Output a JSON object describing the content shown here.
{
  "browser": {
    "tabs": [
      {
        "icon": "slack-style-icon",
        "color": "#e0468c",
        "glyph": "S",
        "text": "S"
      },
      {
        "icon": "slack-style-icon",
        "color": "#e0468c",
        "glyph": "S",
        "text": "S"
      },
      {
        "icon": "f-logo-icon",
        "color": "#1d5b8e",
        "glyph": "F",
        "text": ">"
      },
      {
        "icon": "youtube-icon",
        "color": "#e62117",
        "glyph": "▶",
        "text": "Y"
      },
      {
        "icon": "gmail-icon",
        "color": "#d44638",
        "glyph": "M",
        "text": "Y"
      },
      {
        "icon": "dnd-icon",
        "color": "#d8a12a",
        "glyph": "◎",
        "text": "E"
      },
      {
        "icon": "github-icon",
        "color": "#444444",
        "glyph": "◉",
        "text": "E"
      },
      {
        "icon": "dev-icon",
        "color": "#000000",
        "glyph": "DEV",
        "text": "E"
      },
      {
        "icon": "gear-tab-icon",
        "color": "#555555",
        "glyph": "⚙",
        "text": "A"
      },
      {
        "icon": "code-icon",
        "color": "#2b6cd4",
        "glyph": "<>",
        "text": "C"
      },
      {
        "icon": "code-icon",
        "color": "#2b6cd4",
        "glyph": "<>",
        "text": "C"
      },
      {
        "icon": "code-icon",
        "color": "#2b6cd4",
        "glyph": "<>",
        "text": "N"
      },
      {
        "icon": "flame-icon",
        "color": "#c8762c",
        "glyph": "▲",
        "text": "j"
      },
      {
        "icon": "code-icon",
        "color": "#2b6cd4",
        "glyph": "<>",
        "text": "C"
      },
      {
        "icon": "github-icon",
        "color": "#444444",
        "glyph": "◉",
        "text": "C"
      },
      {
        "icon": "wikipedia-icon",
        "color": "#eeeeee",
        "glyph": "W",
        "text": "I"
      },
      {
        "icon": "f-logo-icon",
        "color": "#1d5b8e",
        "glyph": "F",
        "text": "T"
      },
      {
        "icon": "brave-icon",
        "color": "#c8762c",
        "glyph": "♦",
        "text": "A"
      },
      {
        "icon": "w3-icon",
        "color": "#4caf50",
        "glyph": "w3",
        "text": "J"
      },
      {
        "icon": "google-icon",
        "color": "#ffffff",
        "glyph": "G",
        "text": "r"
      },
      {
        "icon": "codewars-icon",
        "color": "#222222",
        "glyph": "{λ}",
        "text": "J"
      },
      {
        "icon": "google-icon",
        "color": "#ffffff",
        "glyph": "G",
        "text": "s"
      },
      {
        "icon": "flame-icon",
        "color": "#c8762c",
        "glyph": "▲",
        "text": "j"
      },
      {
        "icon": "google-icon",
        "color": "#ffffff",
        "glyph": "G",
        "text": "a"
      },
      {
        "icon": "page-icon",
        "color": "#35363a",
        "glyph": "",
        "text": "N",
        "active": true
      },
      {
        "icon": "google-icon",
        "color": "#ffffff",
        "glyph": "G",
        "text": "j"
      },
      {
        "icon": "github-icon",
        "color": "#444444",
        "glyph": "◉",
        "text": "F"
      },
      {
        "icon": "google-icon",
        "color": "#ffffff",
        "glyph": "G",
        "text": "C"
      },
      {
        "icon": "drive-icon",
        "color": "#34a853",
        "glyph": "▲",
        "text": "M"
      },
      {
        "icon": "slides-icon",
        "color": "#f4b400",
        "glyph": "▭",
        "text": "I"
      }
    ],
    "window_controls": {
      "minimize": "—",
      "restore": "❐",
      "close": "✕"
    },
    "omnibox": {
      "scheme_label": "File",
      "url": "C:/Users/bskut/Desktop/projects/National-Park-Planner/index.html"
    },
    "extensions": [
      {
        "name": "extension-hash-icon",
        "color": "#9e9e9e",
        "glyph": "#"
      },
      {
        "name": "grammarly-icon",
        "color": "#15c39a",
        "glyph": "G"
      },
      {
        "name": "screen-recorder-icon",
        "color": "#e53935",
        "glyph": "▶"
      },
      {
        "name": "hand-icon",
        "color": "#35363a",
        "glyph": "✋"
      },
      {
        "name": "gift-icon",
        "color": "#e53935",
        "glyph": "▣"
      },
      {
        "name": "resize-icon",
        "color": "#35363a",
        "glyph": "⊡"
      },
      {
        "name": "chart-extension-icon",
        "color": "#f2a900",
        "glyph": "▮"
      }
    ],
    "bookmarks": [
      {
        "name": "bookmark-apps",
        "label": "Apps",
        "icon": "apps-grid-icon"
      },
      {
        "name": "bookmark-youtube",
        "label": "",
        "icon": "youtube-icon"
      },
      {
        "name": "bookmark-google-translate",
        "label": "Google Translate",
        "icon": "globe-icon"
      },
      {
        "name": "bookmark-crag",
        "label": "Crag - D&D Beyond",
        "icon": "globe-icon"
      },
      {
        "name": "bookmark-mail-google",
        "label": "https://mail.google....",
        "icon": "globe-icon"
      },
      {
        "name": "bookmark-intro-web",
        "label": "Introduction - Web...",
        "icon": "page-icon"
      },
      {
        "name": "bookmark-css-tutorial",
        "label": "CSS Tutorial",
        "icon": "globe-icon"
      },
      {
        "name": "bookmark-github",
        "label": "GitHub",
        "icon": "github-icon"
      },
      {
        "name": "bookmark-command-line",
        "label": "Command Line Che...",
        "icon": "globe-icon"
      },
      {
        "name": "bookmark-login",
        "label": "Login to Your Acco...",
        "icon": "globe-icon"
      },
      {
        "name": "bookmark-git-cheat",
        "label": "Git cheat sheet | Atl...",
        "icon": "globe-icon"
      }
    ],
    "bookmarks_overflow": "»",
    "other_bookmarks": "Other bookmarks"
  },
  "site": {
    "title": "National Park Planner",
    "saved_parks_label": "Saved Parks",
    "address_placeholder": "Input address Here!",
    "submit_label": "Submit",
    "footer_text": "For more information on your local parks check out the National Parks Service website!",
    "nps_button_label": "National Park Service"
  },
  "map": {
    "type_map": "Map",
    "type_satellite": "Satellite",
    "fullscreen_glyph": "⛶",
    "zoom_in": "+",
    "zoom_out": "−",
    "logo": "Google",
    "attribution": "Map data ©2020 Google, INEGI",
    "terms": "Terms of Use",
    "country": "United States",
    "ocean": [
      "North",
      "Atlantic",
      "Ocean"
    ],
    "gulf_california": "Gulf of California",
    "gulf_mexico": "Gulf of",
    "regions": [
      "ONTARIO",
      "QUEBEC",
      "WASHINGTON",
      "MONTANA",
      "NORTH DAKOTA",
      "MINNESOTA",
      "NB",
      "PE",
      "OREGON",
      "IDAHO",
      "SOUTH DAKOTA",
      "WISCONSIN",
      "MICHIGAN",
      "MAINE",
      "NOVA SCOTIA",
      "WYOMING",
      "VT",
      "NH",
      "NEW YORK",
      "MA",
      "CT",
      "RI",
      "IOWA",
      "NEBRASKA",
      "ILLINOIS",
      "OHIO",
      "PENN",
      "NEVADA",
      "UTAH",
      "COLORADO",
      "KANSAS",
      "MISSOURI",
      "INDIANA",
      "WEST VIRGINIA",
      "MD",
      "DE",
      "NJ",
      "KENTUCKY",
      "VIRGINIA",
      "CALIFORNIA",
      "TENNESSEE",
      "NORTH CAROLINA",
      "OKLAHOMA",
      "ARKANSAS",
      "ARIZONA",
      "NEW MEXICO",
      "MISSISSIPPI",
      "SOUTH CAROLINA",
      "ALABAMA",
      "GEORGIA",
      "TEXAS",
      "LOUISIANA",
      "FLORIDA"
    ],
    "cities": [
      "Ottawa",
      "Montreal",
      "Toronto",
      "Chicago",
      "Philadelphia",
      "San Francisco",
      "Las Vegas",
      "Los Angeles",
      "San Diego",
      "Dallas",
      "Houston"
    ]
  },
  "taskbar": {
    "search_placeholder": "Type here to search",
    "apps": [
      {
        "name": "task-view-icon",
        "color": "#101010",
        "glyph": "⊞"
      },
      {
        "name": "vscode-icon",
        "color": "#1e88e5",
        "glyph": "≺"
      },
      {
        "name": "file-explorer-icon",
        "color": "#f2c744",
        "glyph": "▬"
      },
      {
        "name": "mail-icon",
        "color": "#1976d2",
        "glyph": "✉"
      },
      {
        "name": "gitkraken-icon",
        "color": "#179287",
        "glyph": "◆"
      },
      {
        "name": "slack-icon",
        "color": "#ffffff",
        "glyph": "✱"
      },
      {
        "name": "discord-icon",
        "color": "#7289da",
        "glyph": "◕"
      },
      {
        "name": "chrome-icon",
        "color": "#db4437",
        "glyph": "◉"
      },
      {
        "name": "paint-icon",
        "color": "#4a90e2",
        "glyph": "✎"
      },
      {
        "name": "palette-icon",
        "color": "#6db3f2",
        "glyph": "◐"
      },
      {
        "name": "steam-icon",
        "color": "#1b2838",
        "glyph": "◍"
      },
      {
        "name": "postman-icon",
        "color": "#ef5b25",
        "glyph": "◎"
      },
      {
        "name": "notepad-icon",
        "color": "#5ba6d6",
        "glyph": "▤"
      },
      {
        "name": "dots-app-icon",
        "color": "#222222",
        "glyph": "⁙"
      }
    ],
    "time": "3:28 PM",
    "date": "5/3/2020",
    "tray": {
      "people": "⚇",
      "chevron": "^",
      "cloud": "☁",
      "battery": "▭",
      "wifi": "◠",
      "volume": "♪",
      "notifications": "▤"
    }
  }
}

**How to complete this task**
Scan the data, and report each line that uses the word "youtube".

**The answer**
        "icon": "youtube-icon",
        "name": "bookmark-youtube",
        "icon": "youtube-icon"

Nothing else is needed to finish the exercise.